  6. Bahdanau, D., Cho, K., & Bengio, Y. (2014). Neural machine translation by jointly learning to align and translate. arXiv preprint arXiv:1409.0473. ↩︎

  7. Lin, T., Wang, Y., Liu, X., & Qiu, X. (2022). A survey of transformers. AI Open. ↩︎

  8. Khan, S., Naseer, M., Hayat, M., Zamir, S. W., Khan, F. S., & Shah, M. (2022). Transformers in vision: A survey. ACM computing surveys (CSUR), 54(10s), 1-41. ↩︎

  9. Karim, R. (2023, January 2). Illustrated: Self-attention. Medium. https://towardsdatascience.com/illustrated-self-attention-2d627e33b20a ↩︎

  10. Devlin, J., Chang, M. W., Lee, K., & Toutanova, K. (2018). Bert: Pre-training of deep bidirectional transformers for language understanding. arXiv preprint arXiv:1810.04805. ↩︎

  11. Ahmad, K. (2023b, April 26). GPT vs. Bert: What are the differences between the two most popular language models?. MUO. https://www.makeuseof.com/gpt-vs-bert/ ↩︎

  12. Radford, A., Wu, J., Child, R., Luan, D., Amodei, D., & Sutskever, I. (2019). Language models are unsupervised multitask learners. OpenAI blog, 1(8), 9. ↩︎

  13. Brown, T., Mann, B., Ryder, N., Subbiah, M., Kaplan, J. D., Dhariwal, P., … & Amodei, D. (2020). Language models are few-shot learners. Advances in neural information processing systems, 33, 1877-1901. ↩︎
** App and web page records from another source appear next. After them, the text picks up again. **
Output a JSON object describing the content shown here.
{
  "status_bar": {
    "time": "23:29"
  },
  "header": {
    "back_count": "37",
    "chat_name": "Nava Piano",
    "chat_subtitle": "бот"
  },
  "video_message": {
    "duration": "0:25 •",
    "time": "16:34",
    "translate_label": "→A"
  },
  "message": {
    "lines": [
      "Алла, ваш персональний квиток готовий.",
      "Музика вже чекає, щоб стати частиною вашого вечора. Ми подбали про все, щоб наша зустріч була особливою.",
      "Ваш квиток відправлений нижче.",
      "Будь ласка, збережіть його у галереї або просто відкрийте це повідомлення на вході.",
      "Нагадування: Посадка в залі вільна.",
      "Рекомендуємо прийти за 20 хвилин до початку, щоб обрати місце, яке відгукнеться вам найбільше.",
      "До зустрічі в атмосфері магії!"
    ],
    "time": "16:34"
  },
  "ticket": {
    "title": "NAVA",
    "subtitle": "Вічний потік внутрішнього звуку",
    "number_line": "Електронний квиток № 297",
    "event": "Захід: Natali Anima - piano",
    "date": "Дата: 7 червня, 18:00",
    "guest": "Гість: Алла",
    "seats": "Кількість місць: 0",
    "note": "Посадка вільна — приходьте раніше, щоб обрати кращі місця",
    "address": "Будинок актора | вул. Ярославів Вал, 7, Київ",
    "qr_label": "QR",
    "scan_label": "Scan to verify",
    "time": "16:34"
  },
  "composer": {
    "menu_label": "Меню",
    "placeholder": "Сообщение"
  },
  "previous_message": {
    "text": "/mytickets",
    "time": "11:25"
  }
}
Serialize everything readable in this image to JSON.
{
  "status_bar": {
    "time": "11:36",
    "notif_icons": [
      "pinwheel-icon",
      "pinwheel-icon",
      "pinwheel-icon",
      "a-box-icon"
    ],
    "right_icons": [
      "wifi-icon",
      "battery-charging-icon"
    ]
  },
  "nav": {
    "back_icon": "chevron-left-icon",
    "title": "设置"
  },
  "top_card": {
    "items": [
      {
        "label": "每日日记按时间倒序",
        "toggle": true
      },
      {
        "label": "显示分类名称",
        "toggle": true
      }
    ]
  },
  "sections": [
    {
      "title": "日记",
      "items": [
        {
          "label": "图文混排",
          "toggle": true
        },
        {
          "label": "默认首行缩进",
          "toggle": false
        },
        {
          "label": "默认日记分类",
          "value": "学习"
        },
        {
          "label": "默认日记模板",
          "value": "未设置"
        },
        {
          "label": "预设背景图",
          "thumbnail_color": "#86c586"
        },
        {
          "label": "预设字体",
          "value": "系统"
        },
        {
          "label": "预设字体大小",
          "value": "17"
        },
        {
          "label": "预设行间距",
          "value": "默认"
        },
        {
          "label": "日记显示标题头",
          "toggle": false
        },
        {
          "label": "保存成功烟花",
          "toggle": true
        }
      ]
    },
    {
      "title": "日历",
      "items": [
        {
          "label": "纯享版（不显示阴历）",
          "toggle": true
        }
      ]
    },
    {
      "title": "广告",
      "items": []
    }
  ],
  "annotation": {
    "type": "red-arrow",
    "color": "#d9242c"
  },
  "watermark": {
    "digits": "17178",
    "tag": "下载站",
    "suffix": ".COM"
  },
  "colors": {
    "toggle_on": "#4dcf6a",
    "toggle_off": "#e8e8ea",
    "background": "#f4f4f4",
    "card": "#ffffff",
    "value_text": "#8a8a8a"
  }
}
  14. Yang, J., Jin, H., Tang, R., Han, X., Feng, Q., Jiang, H., … & Hu, X. (2023). Harnessing the power of llms in practice: A survey on chatgpt and beyond. arXiv preprint arXiv:2304.13712. ↩︎